Dr. David E. Cohen

Main research areas

  • Concepts of harmony, consonance and dissonance, and polyphony
  • Pre-modern theories of the power of music to alter emotional states
  • Descartes’ Cogito in the context of speculative music theory
  • The concept of the note as the “element” of music
  • Pythagoreanism and its vicissitudes


Academic Education

1983–1993Ph.D., Musicology (Music Theory), Brandeis University
1982B.A., Music (Summa cum Laude), State University of New York at Stony Brook


Since 2018Senior Research Scientist at the Max Planck Institute for Empirical Aesthetics
2017–2018Visiting Scholar, The Center for Science and Society at Columbia University
2013–2016Adjunct Associate Professor of Music, Columbia University
2012–2013Visiting Professor of Music, McGill University, Montreal, Canada
2002–2011Associate Professor of Music, Columbia University
Fall 2009Visiting Professor of Music, Yale University
1995–2002Assistant Professor of Music, Harvard University
1993–1994Visiting Assistant Professor of Music, Harvard University
1992–1995Assistant Professor of Music, Tufts University
1990–1992Instructor in Music, Tufts University
1989–1990Lecturer in Music, Brandeis University
1986–1987Lecturer in Music, State University of New York at Stony Brook
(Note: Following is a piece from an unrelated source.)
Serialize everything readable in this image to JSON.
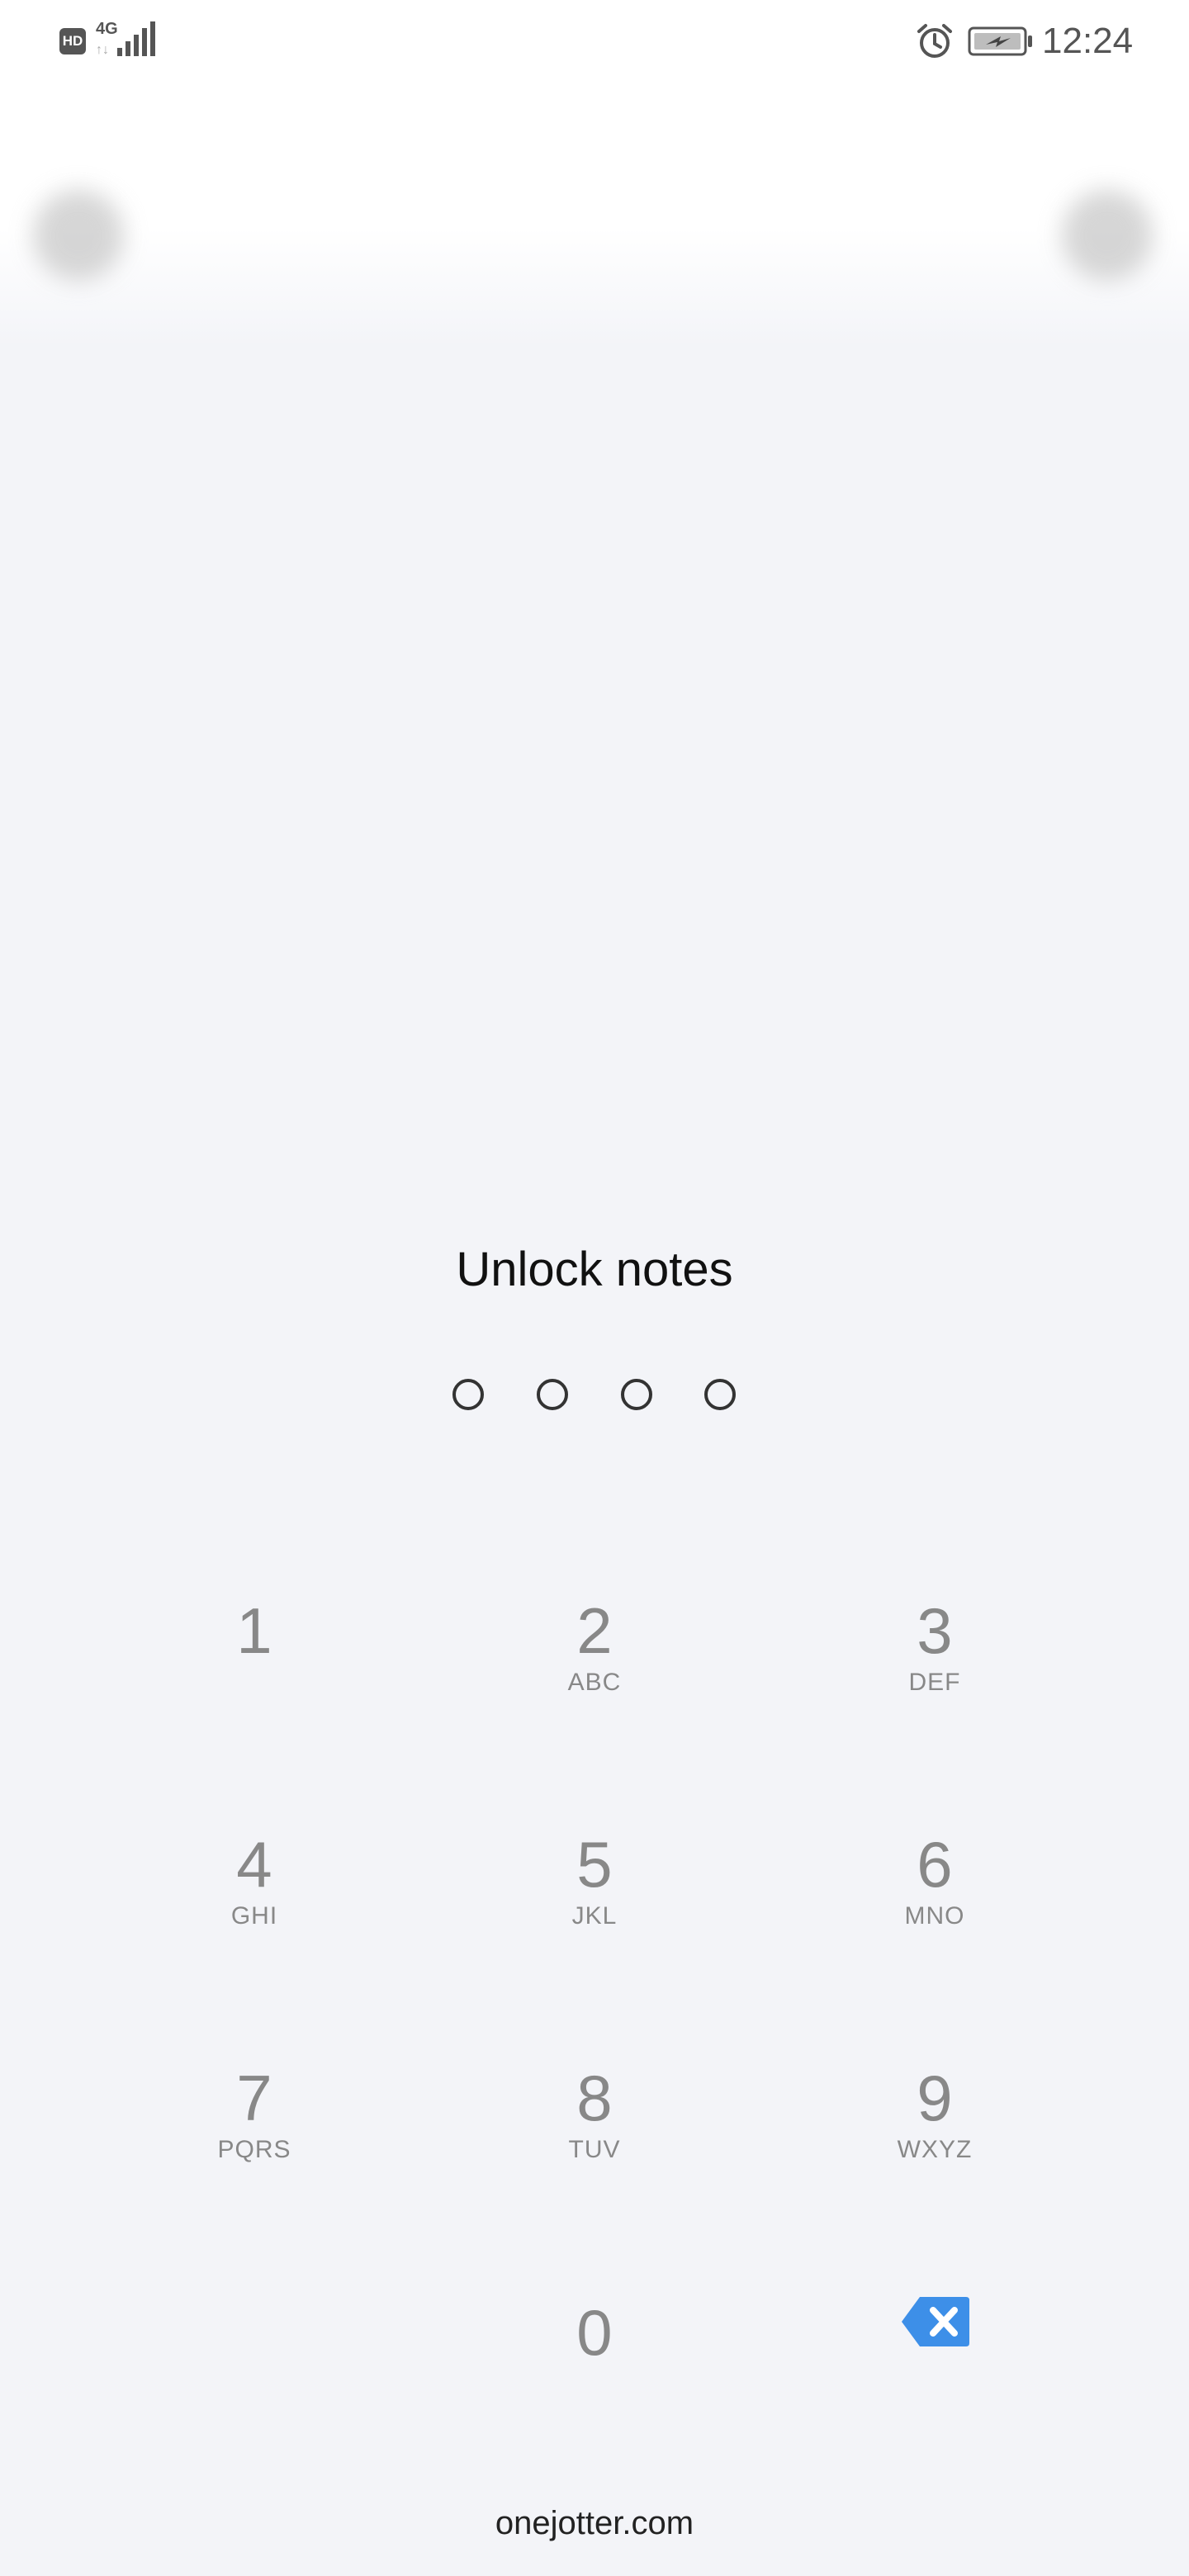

Selected Publications

David E. Cohen, “‘A Body Composed of Many Parts’: The Concept of Harmony in Leonardo da Vinci’s Paragone.” Music and Visual Culture in Renaissance Italy, ed. Chriscinda Henry and Tim Shephard. Routledge, 2023. DOI : 10.4324 / 9781003029380-3.         Link 

David E. Cohen, “From Ramos to Rameau: Toward the Origins of the Modern Concept of Harmony.”  Journal of Music Theory 66,1 (Spring 2022): 1-42.      Link

David E. Cohen, “‘Latet discordantia quartae’: An Early Natural-Scientific Explanation of Upper-Voice Fourths.” Music and Science from Leonardo to Galileo, ed. Victor Coelho and Rudolf Rasch. Brepols, 3-19.       Link

David E. Cohen, “Melodia and the 'Disposition of the Soul': Giulio Cesare Monteverdi’s ‘Platonic’ Defense of the Seconda Pratica. Journal of Musicology 39.2 (2022): 180-209.         Link

David E. Cohen, “Before and After John of Garland: The Concept of Directed Dyadic Progression and Its Prehistory.” Music Theory and Analysis 7.1 (2020), 63-113.  Link

David E. Cohen, “Pseudo-Plutarch, Peri mousikês.’”  Entry in the Lexikon der musikalischen Schriften, edited by Melanie Wald-Fuhrmann and Felix Wörner, forthcoming.

David E. Cohen, “Christian Conrad Moritz, ‘Die Wirkungen der äussern Sinne in psychologischer Rücksicht: Über das musikalische Gehör’” (co-authored with Carmel Raz). Entry in the Lexikon der musikalischen Schriften, ed. Melanie Wald-Fuhrmann and Felix Wörner, forthcoming.

David E. Cohen, “Going Global, in Theory,”* (*co-authored with Carmel Raz, Roger M. Grant, Andrew Hicks, Nathan J. Martin, Caleb Mutch, Melanie Wald-Fuhrmann, Felix Wörner and Anna Zayaruznaya). Musicological Brainfood 3.1 (2019),    Link.

David E. Cohen, “Rhythm, Number, and Heraclitus’ River.” AMS / SMT History of Music Theory SG/IG Blog, August 22, 2018. goo.gl/odoxKi

David E. Cohen, “Rousseau as Music Theorist: Harmony, Mode, and (L’Unité de) Mélodie.” Journal of the American Musicological Society Vol. 66, No. 1 (Spring 2013): pp. 75-80.

David E. Cohen, “Notes, Scales, and Modes in the Middle Ages.” In The Cambridge History of Western Music Theory, ed. Thomas Christensen (Cambridge University Press, 2002): pp. 307-63.

David E. Cohen, “‘The Imperfect Seeks Its Perfection’: Harmonic Progression, Directed Motion, and Aristotelian Physics.” Music Theory Spectrum 23.2 (Fall, 2001): pp. 139-69. *Awarded the Society for Music Theory's 2003 Outstanding Publication Award

David E. Cohen, “The ‘Gift of Nature’: Musical ‘Instinct’ and Musical Cognition in Rameau.” In Music Theory and Natural Order, ed. Suzannah Clark and Alexander Rehding. Cambridge University Press, 2001.

David E. Cohen, Review of Raymond Erickson, ed. and trans., Music enchiriadis and Scolica enchiriadis. In Speculum, vol. 74 (1999): pp. 1056-57.

David E. Cohen, “Metaphysics, Ideology, Discipline: The Concept of Organum and the Tradition of Western Polyphony,” Theoria 7 (1993): pp. 1-85. (Appeared 1995.)